Say how many lines in the entries hold the word "path", and reply with that number only.

——————————

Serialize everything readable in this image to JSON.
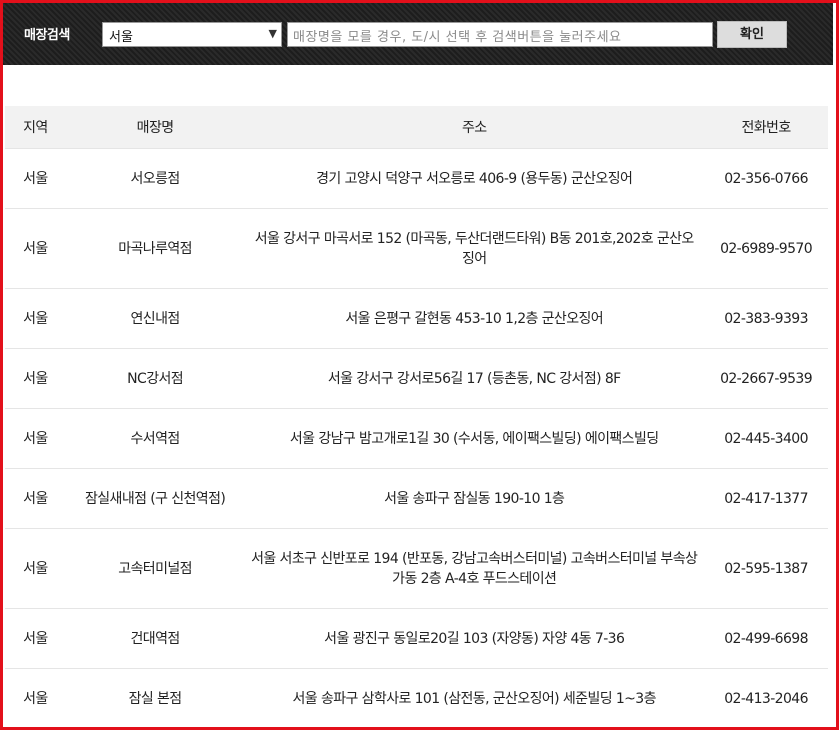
{
  "search": {
    "label": "매장검색",
    "region_value": "서울",
    "placeholder": "매장명을 모를 경우, 도/시 선택 후 검색버튼을 눌러주세요",
    "confirm_label": "확인"
  },
  "table": {
    "headers": {
      "region": "지역",
      "name": "매장명",
      "address": "주소",
      "phone": "전화번호"
    },
    "rows": [
      {
        "region": "서울",
        "name": "서오릉점",
        "address": "경기 고양시 덕양구 서오릉로 406-9 (용두동) 군산오징어",
        "phone": "02-356-0766"
      },
      {
        "region": "서울",
        "name": "마곡나루역점",
        "address": "서울 강서구 마곡서로 152 (마곡동, 두산더랜드타워) B동 201호,202호 군산오징어",
        "phone": "02-6989-9570"
      },
      {
        "region": "서울",
        "name": "연신내점",
        "address": "서울 은평구 갈현동 453-10 1,2층 군산오징어",
        "phone": "02-383-9393"
      },
      {
        "region": "서울",
        "name": "NC강서점",
        "address": "서울 강서구 강서로56길 17 (등촌동, NC 강서점) 8F",
        "phone": "02-2667-9539"
      },
      {
        "region": "서울",
        "name": "수서역점",
        "address": "서울 강남구 밤고개로1길 30 (수서동, 에이팩스빌딩) 에이팩스빌딩",
        "phone": "02-445-3400"
      },
      {
        "region": "서울",
        "name": "잠실새내점 (구 신천역점)",
        "address": "서울 송파구 잠실동 190-10 1층",
        "phone": "02-417-1377"
      },
      {
        "region": "서울",
        "name": "고속터미널점",
        "address": "서울 서초구 신반포로 194 (반포동, 강남고속버스터미널) 고속버스터미널 부속상가동 2층 A-4호 푸드스테이션",
        "phone": "02-595-1387"
      },
      {
        "region": "서울",
        "name": "건대역점",
        "address": "서울 광진구 동일로20길 103 (자양동) 자양 4동 7-36",
        "phone": "02-499-6698"
      },
      {
        "region": "서울",
        "name": "잠실 본점",
        "address": "서울 송파구 삼학사로 101 (삼전동, 군산오징어) 세준빌딩 1~3층",
        "phone": "02-413-2046"
      }
    ]
  },
  "colors": {
    "border": "#e3101b",
    "header_bg": "#1d1d1d",
    "table_header_bg": "#f2f2f2"
  },
  "icons": {
    "select_arrow": "chevron-down-icon"
  }
}
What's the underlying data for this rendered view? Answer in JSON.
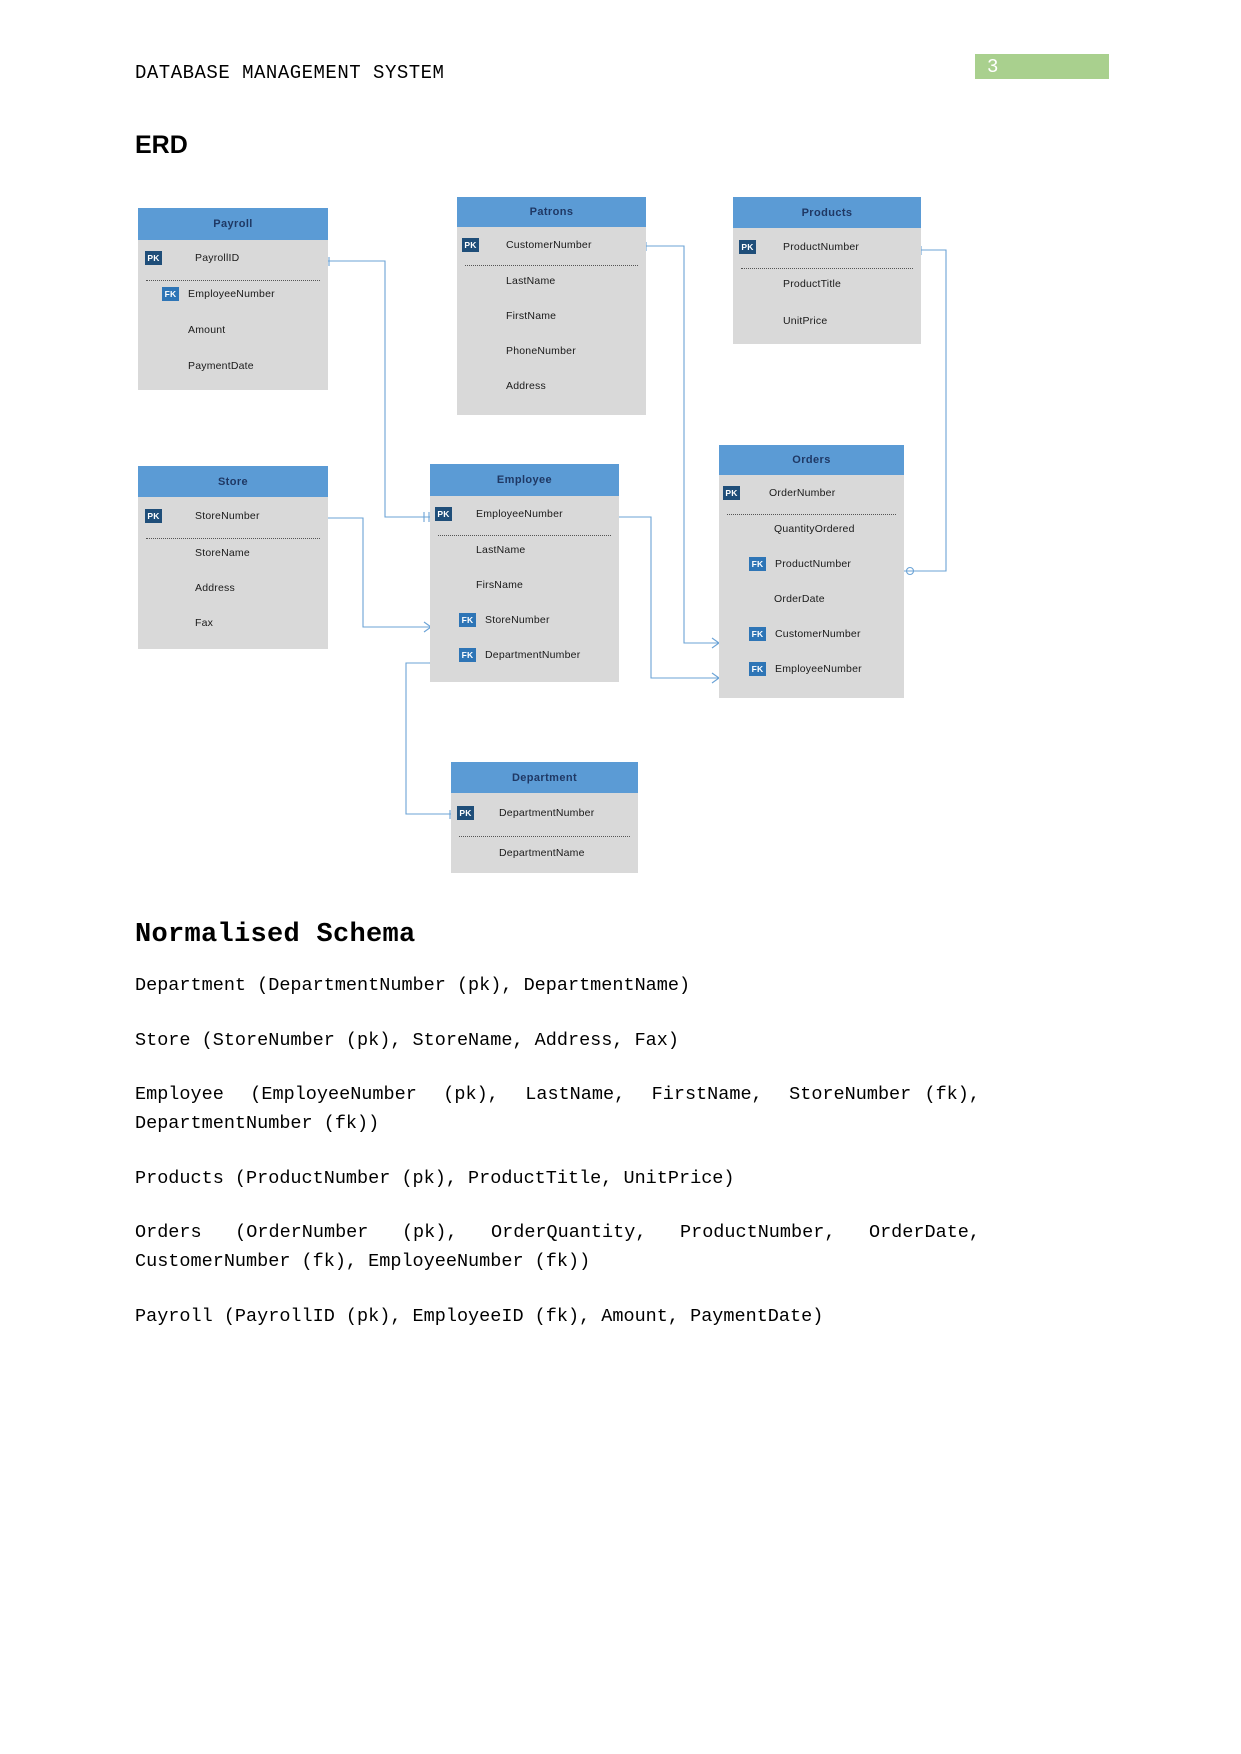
{
  "header": {
    "running_title": "DATABASE MANAGEMENT SYSTEM",
    "page_number": "3",
    "badge_color": "#a9d08e"
  },
  "headings": {
    "erd": "ERD",
    "schema": "Normalised Schema"
  },
  "erd": {
    "colors": {
      "entity_header": "#5b9bd5",
      "entity_body": "#d9d9d9",
      "pk_badge": "#1f4e79",
      "fk_badge": "#2e75b6",
      "relation_line": "#6ba3d6"
    },
    "entities": [
      {
        "name": "Payroll",
        "rows": [
          {
            "key": "PK",
            "label": "PayrollID"
          },
          {
            "key": "FK",
            "label": "EmployeeNumber"
          },
          {
            "key": "",
            "label": "Amount"
          },
          {
            "key": "",
            "label": "PaymentDate"
          }
        ]
      },
      {
        "name": "Patrons",
        "rows": [
          {
            "key": "PK",
            "label": "CustomerNumber"
          },
          {
            "key": "",
            "label": "LastName"
          },
          {
            "key": "",
            "label": "FirstName"
          },
          {
            "key": "",
            "label": "PhoneNumber"
          },
          {
            "key": "",
            "label": "Address"
          }
        ]
      },
      {
        "name": "Products",
        "rows": [
          {
            "key": "PK",
            "label": "ProductNumber"
          },
          {
            "key": "",
            "label": "ProductTitle"
          },
          {
            "key": "",
            "label": "UnitPrice"
          }
        ]
      },
      {
        "name": "Store",
        "rows": [
          {
            "key": "PK",
            "label": "StoreNumber"
          },
          {
            "key": "",
            "label": "StoreName"
          },
          {
            "key": "",
            "label": "Address"
          },
          {
            "key": "",
            "label": "Fax"
          }
        ]
      },
      {
        "name": "Employee",
        "rows": [
          {
            "key": "PK",
            "label": "EmployeeNumber"
          },
          {
            "key": "",
            "label": "LastName"
          },
          {
            "key": "",
            "label": "FirsName"
          },
          {
            "key": "FK",
            "label": "StoreNumber"
          },
          {
            "key": "FK",
            "label": "DepartmentNumber"
          }
        ]
      },
      {
        "name": "Orders",
        "rows": [
          {
            "key": "PK",
            "label": "OrderNumber"
          },
          {
            "key": "",
            "label": "QuantityOrdered"
          },
          {
            "key": "FK",
            "label": "ProductNumber"
          },
          {
            "key": "",
            "label": "OrderDate"
          },
          {
            "key": "FK",
            "label": "CustomerNumber"
          },
          {
            "key": "FK",
            "label": "EmployeeNumber"
          }
        ]
      },
      {
        "name": "Department",
        "rows": [
          {
            "key": "PK",
            "label": "DepartmentNumber"
          },
          {
            "key": "",
            "label": "DepartmentName"
          }
        ]
      }
    ]
  },
  "schema": {
    "relations": [
      "Department (DepartmentNumber (pk), DepartmentName)",
      "Store (StoreNumber (pk), StoreName, Address, Fax)",
      "Employee  (EmployeeNumber  (pk),  LastName,  FirstName,  StoreNumber (fk), DepartmentNumber (fk))",
      "Products (ProductNumber (pk), ProductTitle, UnitPrice)",
      "Orders  (OrderNumber  (pk),  OrderQuantity,  ProductNumber,  OrderDate, CustomerNumber (fk), EmployeeNumber (fk))",
      "Payroll (PayrollID (pk), EmployeeID (fk), Amount, PaymentDate)"
    ]
  }
}
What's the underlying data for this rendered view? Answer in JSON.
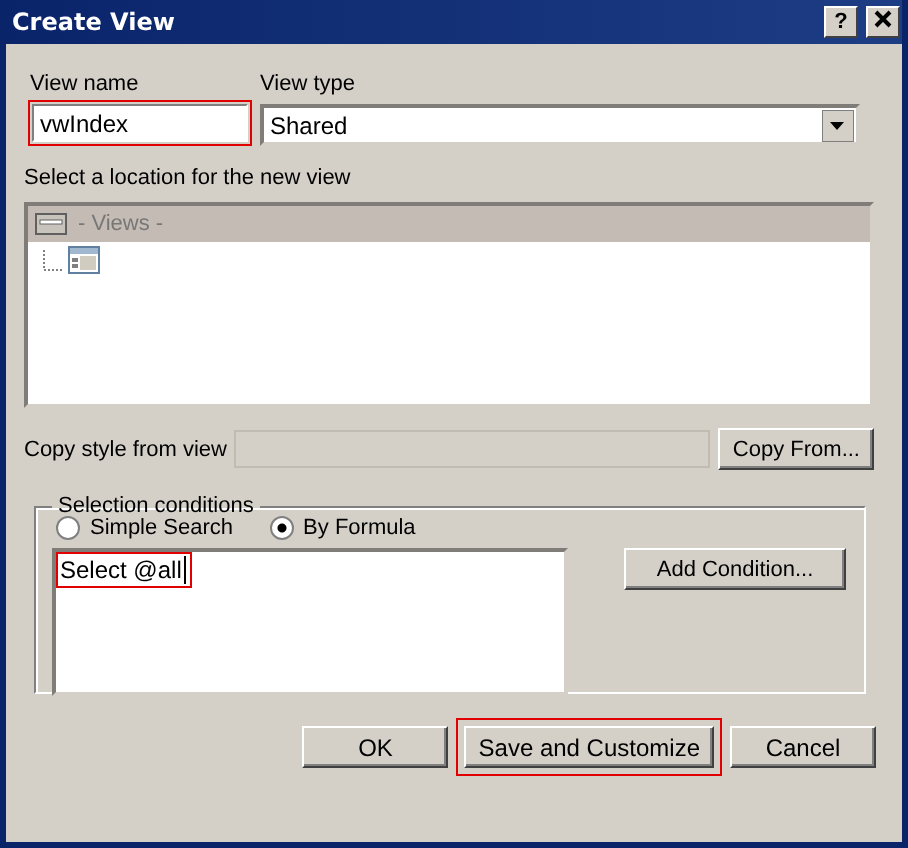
{
  "window": {
    "title": "Create View"
  },
  "help_button": {
    "label": "?"
  },
  "view_name": {
    "label": "View name",
    "value": "vwIndex",
    "highlighted": true
  },
  "view_type": {
    "label": "View type",
    "value": "Shared"
  },
  "location": {
    "label": "Select a location for the new view",
    "tree": [
      {
        "label": "- Views -",
        "selected": true,
        "children": [
          {
            "selected": false
          }
        ]
      }
    ]
  },
  "copy_style": {
    "label": "Copy style from view",
    "button": "Copy From..."
  },
  "selection_conditions": {
    "legend": "Selection conditions",
    "options": [
      {
        "label": "Simple Search",
        "selected": false
      },
      {
        "label": "By Formula",
        "selected": true
      }
    ],
    "formula": {
      "value": "Select @all",
      "highlighted": true
    },
    "button": "Add Condition..."
  },
  "buttons": [
    {
      "label": "OK",
      "highlighted": false
    },
    {
      "label": "Save and Customize",
      "highlighted": true
    },
    {
      "label": "Cancel",
      "highlighted": false
    }
  ]
}
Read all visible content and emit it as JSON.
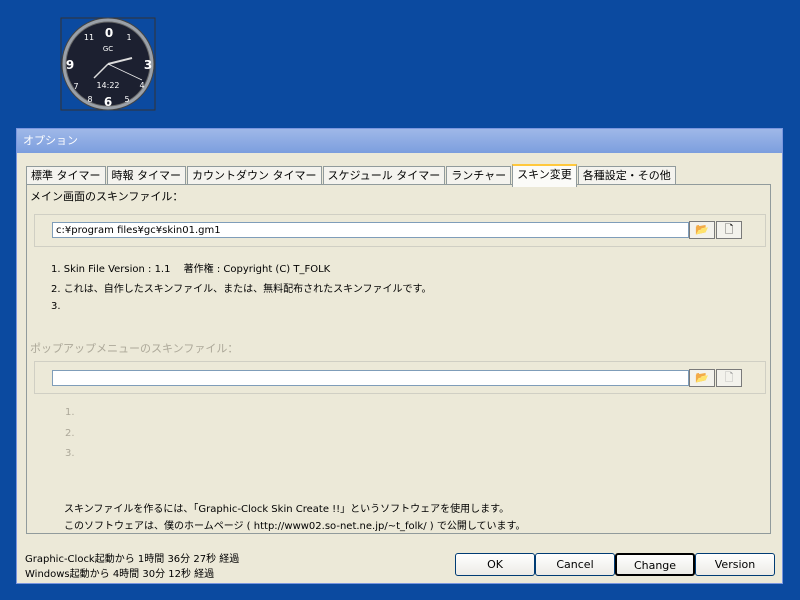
{
  "clock": {
    "brand": "GC",
    "numbers": [
      "0",
      "11",
      "1",
      "9",
      "3",
      "7",
      "5",
      "6",
      "8",
      "4"
    ],
    "digital_time": "14:22"
  },
  "window": {
    "title": "オプション"
  },
  "tabs": [
    {
      "label": "標準 タイマー"
    },
    {
      "label": "時報 タイマー"
    },
    {
      "label": "カウントダウン タイマー"
    },
    {
      "label": "スケジュール タイマー"
    },
    {
      "label": "ランチャー"
    },
    {
      "label": "スキン変更",
      "active": true
    },
    {
      "label": "各種設定・その他"
    }
  ],
  "main_skin": {
    "label": "メイン画面のスキンファイル：",
    "path": "c:¥program files¥gc¥skin01.gm1",
    "info": [
      "1. Skin File Version : 1.1　 著作権 : Copyright (C) T_FOLK",
      "2. これは、自作したスキンファイル、または、無料配布されたスキンファイルです。",
      "3."
    ]
  },
  "popup_skin": {
    "label": "ポップアップメニューのスキンファイル：",
    "path": "",
    "info": [
      "1.",
      "2.",
      "3."
    ]
  },
  "note": [
    "スキンファイルを作るには、「Graphic-Clock Skin Create !!」というソフトウェアを使用します。",
    "このソフトウェアは、僕のホームページ ( http://www02.so-net.ne.jp/~t_folk/ ) で公開しています。"
  ],
  "status": [
    "Graphic-Clock起動から 1時間 36分 27秒 経過",
    "Windows起動から 4時間 30分 12秒 経過"
  ],
  "buttons": {
    "ok": "OK",
    "cancel": "Cancel",
    "change": "Change",
    "version": "Version"
  }
}
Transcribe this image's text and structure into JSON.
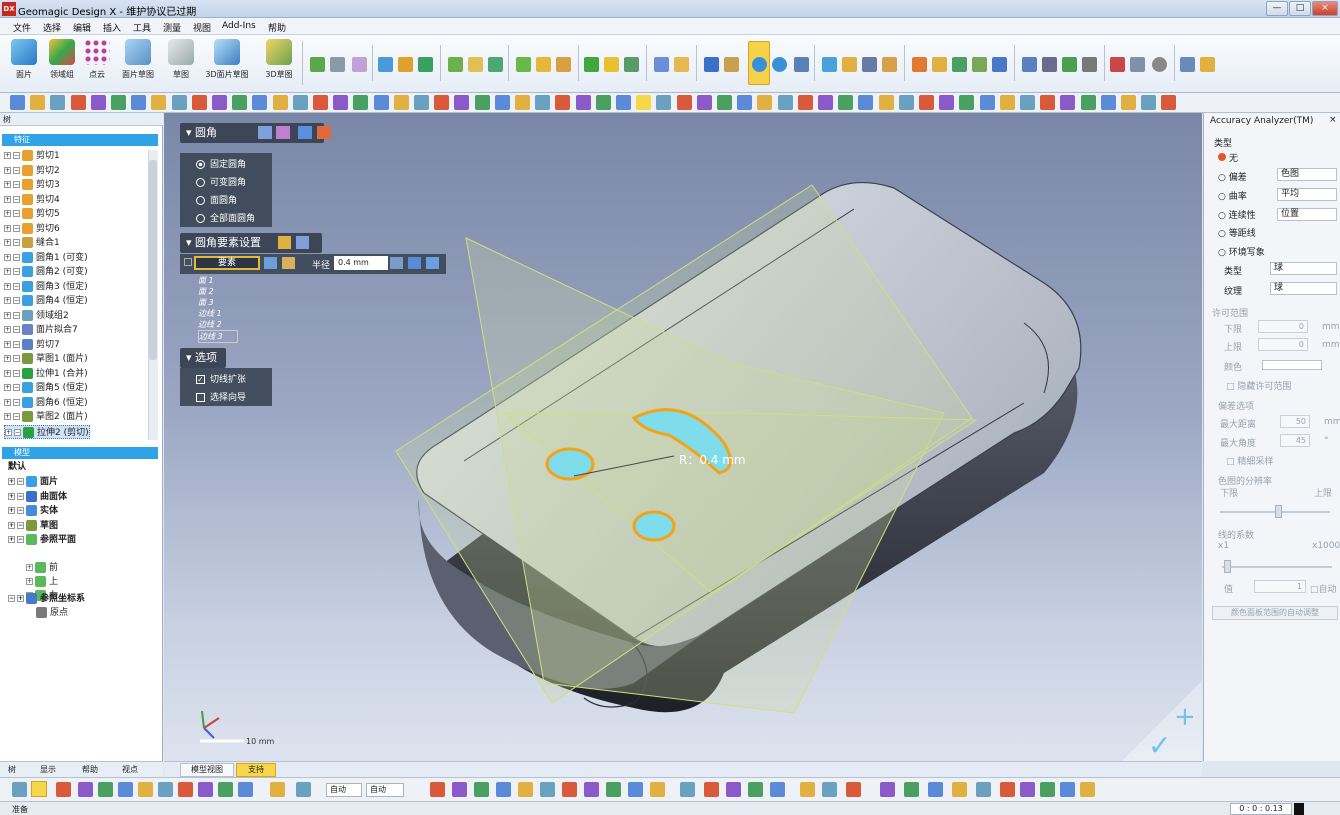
{
  "window": {
    "title": "Geomagic Design X - 维护协议已过期",
    "icon_text": "DX",
    "min": "—",
    "max": "□",
    "close": "×"
  },
  "menu": [
    "文件",
    "选择",
    "编辑",
    "插入",
    "工具",
    "测量",
    "视图",
    "Add-Ins",
    "帮助"
  ],
  "ribbon": {
    "big_buttons": [
      "面片",
      "领域组",
      "点云",
      "面片草图",
      "草图",
      "3D面片草图",
      "3D草图"
    ]
  },
  "tree": {
    "panel_title": "树",
    "features_header": "特征",
    "features": [
      "剪切1",
      "剪切2",
      "剪切3",
      "剪切4",
      "剪切5",
      "剪切6",
      "缝合1",
      "圆角1 (可变)",
      "圆角2 (可变)",
      "圆角3 (恒定)",
      "圆角4 (恒定)",
      "领域组2",
      "面片拟合7",
      "剪切7",
      "草图1 (面片)",
      "拉伸1 (合并)",
      "圆角5 (恒定)",
      "圆角6 (恒定)",
      "草图2 (面片)",
      "拉伸2 (剪切)"
    ],
    "model_header": "模型",
    "model_default": "默认",
    "model_items": [
      "面片",
      "曲面体",
      "实体",
      "草图",
      "参照平面"
    ],
    "planes": [
      "前",
      "上",
      "右"
    ],
    "coord_system": "参照坐标系",
    "origin": "原点",
    "bottom_tabs": [
      "树",
      "显示",
      "帮助",
      "视点"
    ]
  },
  "fillet_panel": {
    "title": "圆角",
    "options": [
      "固定圆角",
      "可变圆角",
      "面圆角",
      "全部面圆角"
    ],
    "selected_option": 0,
    "settings_title": "圆角要素设置",
    "element_label": "要素",
    "radius_label": "半径",
    "radius_value": "0.4 mm",
    "elements": [
      "面 1",
      "面 2",
      "面 3",
      "边线 1",
      "边线 2",
      "边线 3"
    ],
    "options_title": "选项",
    "check_tangent": "切线扩张",
    "check_tangent_checked": true,
    "check_direction": "选择向导",
    "check_direction_checked": false
  },
  "viewport": {
    "radius_annotation": "R：0.4 mm",
    "scale_label": "10 mm",
    "tab_model_view": "模型视图",
    "tab_support": "支持"
  },
  "accuracy": {
    "title": "Accuracy Analyzer(TM)",
    "type_label": "类型",
    "none": "无",
    "deviation": "偏差",
    "deviation_val": "色图",
    "curvature": "曲率",
    "curvature_val": "平均",
    "continuity": "连续性",
    "continuity_val": "位置",
    "isoline": "等距线",
    "env_map": "环境写象",
    "kind_label": "类型",
    "kind_val": "球",
    "texture_label": "纹理",
    "texture_val": "球",
    "tolerance_title": "许可范围",
    "lower": "下限",
    "lower_val": "0",
    "upper": "上限",
    "upper_val": "0",
    "unit_mm": "mm",
    "color": "颜色",
    "hide_tol": "隐藏许可范围",
    "dev_options": "偏差选项",
    "max_dist": "最大距离",
    "max_dist_val": "50",
    "max_angle": "最大角度",
    "max_angle_val": "45",
    "deg": "°",
    "fine_sample": "精细采样",
    "resolution": "色图的分辨率",
    "res_low": "下限",
    "res_high": "上限",
    "line_factor": "线的系数",
    "x1": "x1",
    "x1000": "x1000",
    "value_label": "值",
    "value_val": "1",
    "auto": "自动",
    "auto_adjust": "颜色面板范围的自动调整"
  },
  "bottombar": {
    "drop1": "自动",
    "drop2": "自动"
  },
  "status": {
    "left": "准备",
    "timer": "0 : 0 : 0.13"
  },
  "colors": {
    "accent_blue": "#2fa3e6",
    "panel_dark": "#3c4656",
    "cyan_face": "#7fdcea",
    "highlight_orange": "#f2a31b",
    "plane_green": "#c8d96a"
  }
}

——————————

_Exercise result:_
2